Ride the On-Ramp to OASIS

GSA to add On-Ramps to OASIS unrestricted pools

On May 9, GSA announced plans to add vendors to two underused OASIS pools: pool two for financial services, and pool six for aircraft R&D.

OASIS, a set of 10-year government wide multiple-award-contracts, totals $60 billion for knowledge-based services such as management and consulting services. GSA plans to make 15 contract awards for pool two, and two contract awards for pool six. A final RFP should be released by May 31, after which vendors will have 30 days to submit proposals.

Since fiscal year 2015, most contract holders on most pools haven’t won many orders. GSA is currently focusing on the pools with the lowest spending levels. Contractors considering a bid should assess themselves against the self-scoring evaluation in the original solicitation. There are currently no minimum scores for the pools on the table.

 

Office Relocation SIN Relocating!

Are you a Schedule 48, SIN 653-8 contractor? This office relocation area of the Transportation, Delivery, and Relocation Schedule is disappearing into the ether, and soon. GSA has decided to consolidate two very similar SINs under two different schedules.

  • If you also have a Schedule 71 IIK contract, SIN 712-3, you are golden and don’t have much to worry about — your services are already covered under the other contract; GSA will simply cancel your Schedule 48 SIN (or the entire Schedule if 653-8 is your only SIN).
  • For those with only the single 653-8 SIN on Schedule 48, GSA will move your services onto SIN 712-3. Typical government-ese bureaucratic work will be involved, but it’s not too egregious.
  • For those who have additional SINs on Schedule 48, you have a choice of deleting the relocating SIN and keeping your Schedule, as well as applying for the 71 IIK SIN after 1 July; OR delete the other Schedule 48 SINs, canceling the contract and transitioning to 71 IIK and then re-applying through streamline for Schedule 48.

Whew. Confusing, right? Fear not, we are here to help. Give us a call at 301-913-5000, and we’ll get you through it!

Say it ain’t so SAM…

So yes, GSA’s SAM (the System for Award Management) is as vulnerable to hacking and fraud as any other database, and now we have the proof. Apparently the Inspector General’s office has found that payments purportedly sent by the government never arrived at their intended contractors’ offices and instead were sent to a third party. Reason being that someone went in and changed the address. Hackers hackers everywhere.

GSA has contacted some contractors, but it is likely that more fraud is out there. We suggest you check your SAM to ensure your address and DUNS number are correct. If you see inconsistencies, contact your Contracting Officer and the Federal Service Desk (866-606-8220) immediately. If there has been fraud associated with your SAM registration, you will need to go through the usual rigamarole to prove that you are you, including notarizing a letter, etc.

For more information, contact us here at EZGSA (301-913-5000) or go to the active GSA page.

Final Rule released for Common Commercial Terms

GSA Final Rule Defines Common Commercial Terms

On February 22, GSA issued a Final Rule addressing common terms that are inconsistent with Federal Law. The rule aims to streamline agreements over CSAs, EULAs, Terms of Sale, and similar sets of terms and conditions.
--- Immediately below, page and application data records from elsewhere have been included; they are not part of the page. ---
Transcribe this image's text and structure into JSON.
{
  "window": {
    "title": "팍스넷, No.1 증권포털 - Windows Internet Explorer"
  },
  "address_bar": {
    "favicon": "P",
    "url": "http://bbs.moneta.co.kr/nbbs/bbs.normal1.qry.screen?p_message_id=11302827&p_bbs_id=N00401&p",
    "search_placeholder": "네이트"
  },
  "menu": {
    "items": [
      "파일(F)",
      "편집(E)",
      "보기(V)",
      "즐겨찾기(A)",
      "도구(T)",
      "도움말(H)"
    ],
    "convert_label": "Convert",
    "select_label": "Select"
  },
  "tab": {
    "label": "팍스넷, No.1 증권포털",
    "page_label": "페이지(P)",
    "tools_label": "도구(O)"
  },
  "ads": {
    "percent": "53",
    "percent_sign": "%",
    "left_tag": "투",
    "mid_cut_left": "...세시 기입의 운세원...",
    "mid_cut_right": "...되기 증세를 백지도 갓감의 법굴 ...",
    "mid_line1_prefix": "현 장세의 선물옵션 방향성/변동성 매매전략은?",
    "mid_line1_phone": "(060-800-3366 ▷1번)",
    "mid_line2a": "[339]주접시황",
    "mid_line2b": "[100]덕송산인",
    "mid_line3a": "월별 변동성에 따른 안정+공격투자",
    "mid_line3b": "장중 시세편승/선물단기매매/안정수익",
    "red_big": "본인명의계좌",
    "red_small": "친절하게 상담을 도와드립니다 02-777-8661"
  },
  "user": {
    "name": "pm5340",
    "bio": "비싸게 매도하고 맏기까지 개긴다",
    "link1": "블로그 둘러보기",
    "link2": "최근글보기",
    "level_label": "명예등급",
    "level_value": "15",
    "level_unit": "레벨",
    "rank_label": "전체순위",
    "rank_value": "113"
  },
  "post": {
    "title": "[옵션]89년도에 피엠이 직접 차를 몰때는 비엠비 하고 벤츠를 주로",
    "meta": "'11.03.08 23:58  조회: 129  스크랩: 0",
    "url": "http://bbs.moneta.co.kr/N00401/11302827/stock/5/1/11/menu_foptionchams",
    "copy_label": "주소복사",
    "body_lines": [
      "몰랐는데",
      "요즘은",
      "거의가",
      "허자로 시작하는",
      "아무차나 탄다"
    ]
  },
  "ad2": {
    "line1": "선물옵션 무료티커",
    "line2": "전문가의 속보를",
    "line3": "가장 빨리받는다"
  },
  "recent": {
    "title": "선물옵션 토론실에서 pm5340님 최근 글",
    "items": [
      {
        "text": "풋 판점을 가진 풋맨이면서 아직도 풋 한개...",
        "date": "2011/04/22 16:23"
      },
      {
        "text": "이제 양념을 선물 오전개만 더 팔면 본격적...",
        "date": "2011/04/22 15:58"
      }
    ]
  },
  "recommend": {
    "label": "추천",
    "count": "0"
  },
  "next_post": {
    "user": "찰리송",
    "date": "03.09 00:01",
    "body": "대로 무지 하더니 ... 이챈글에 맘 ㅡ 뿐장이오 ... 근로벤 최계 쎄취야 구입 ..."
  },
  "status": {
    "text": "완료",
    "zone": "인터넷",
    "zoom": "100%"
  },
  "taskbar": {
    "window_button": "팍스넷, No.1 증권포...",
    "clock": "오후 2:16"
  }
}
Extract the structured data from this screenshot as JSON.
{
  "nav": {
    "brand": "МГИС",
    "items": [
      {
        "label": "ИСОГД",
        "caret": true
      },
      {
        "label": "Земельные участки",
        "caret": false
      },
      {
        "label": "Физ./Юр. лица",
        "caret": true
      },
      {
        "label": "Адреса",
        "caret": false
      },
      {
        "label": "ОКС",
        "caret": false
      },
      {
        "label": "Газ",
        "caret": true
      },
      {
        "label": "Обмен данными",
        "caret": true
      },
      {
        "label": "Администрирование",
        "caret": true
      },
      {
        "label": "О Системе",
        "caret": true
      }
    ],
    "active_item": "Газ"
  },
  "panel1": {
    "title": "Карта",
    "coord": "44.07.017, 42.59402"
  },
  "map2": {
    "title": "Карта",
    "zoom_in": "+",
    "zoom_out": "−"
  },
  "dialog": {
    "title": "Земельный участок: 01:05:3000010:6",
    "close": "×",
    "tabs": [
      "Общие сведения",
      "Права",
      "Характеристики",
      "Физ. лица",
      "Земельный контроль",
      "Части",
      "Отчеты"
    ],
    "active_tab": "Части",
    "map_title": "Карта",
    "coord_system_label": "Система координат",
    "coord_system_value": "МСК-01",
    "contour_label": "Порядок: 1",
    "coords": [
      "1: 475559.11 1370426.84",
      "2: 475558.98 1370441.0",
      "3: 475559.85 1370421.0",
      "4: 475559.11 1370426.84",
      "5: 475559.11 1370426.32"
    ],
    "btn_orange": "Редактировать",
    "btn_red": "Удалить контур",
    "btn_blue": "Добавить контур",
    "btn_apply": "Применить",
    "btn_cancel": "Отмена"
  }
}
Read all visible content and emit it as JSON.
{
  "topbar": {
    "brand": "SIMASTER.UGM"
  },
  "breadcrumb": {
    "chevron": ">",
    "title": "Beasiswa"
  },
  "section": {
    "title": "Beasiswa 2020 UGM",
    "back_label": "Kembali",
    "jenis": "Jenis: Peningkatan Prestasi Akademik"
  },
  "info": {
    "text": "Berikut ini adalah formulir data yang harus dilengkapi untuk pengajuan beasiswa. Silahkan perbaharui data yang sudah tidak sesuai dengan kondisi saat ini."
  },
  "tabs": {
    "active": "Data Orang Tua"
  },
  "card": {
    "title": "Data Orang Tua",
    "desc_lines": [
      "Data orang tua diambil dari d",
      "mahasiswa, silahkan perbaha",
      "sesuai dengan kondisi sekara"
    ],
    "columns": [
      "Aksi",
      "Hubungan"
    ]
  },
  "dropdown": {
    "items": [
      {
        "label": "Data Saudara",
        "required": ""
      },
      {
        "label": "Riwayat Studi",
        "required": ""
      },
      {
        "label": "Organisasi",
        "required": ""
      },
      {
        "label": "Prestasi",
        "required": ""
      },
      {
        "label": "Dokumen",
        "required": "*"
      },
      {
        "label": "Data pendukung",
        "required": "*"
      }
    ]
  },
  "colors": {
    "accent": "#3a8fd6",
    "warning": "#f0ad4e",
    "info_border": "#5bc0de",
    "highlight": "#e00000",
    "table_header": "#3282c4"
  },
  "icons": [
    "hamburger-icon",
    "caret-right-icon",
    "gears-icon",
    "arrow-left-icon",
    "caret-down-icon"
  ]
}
The rule reverses several controversial provisions from an earlier Proposed Rule and class deviation by reverting the order of precedence and eliminating the requirement to provide full text of all provisions.

The rule also formalizes the longstanding stance that certain terms and conditions cannot be enforced by law via a paragraph addition to GSAR 552.212-4. The paragraph identifies 15 common commercial terms, which are viewed as non-negotiable and required by federal law. It prohibits automatic  renewals, and provides that disputes are governed by federal law. The change allows GSA to ignore these clauses during negotiations, thereby reducing time and expenses. Among the included terms are:

  • commercial supplier agreements
  • unenforceability of unauthorized obligations
  • solicitation provisions and contract clauses for the acquisition of commercial items

GSA responded well to industry complaints about the proposed rule, modifying or reversing the most egregious propositions.

For more information see the National Law Review.

GSA Chief Wants to Reveal Task Order Data

GSA Chief Emily Murphy May Make Task Order Data More Transparent

Image result for emily murphy gsa

Emily Murphy is contemplating making information on all multiple-award contracts public in the name of transparency. At present, only companies with spots on the solicitations can see relevant solicitations and awards, which offers business intelligence and a competitive edge on the federal market. In 2016, GSA spent over $110 billion through 2,600 multiple-award contracts.

Murphy has had  conversations with both the Office of Management and Budget and the Office of Governmentwide Policy. She is currently waiting for the  Federal Acquisition Service to deliver options that might offer some greater transparency. According to Murphy, “This needs to be addressed not just in the microcosm of the GSA schedules…. We need to be looking across government and making sure we are not disadvantaging the schedules program versus other programs, and we are not putting our vendors or our customers at a competitive disadvantage.”

Transparency is only one of four goals Murphy has set for  her term running GSA. Read more here.